Recently, Dayna Johnson of WhatWouldDaynaDo.com sat down with Teresa Duncan, the insurance editor for Dental Products Report, to talk about a subject that seems to be coming up more and more for speakers around the country: What to do about insurance write-offs.
Dental practices may be often asked by their patients to just bill them for whatever insurance charges and to write the rest of the treatment off. It seems like a growing trend, according to Duncan.
“It’s definitely becoming a problem in our industry. It’s definitely a problem where there is a lot of competition and lot of PPO coverage like Southern California, southern Florida, and New York City. In these places, you will hear this question a lot,” Duncan said. “The bottom line is this â¦ it’s unethical to waive a copayment. It’s unethical to tell someone to send all of your friends to the practice because you will only charge what insurance charges you. The problem is that I hear it all of the time.”
It’s also becoming a problem because some dental practices are using this as a way to get ahead in their ultra-competitive area.
“I’ve had practices tell me that they can’t get ahead because they can’t compete against the practice down the street that is doing this,” Duncan said.

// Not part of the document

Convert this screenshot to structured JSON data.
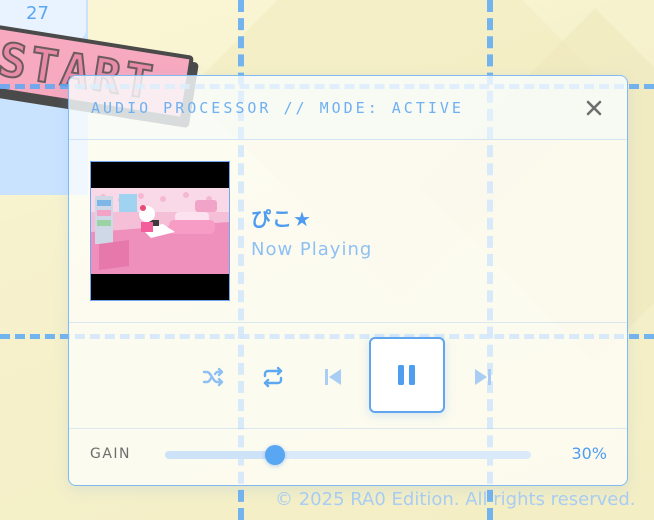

If you’re working in a dental practice that is waiving co-payments, Duncan has a very stern warning for you.
“What you’re doing is not only unethical, it’s also illegal,” she said. “Not only will the ADA not like it, your insurance company won’t like it as well. You’re setting yourself and your practice up for an audit if word was to ever get out about this.”
To hear more about the subject, as well as more of Duncan’s thoughts, please watch the video below.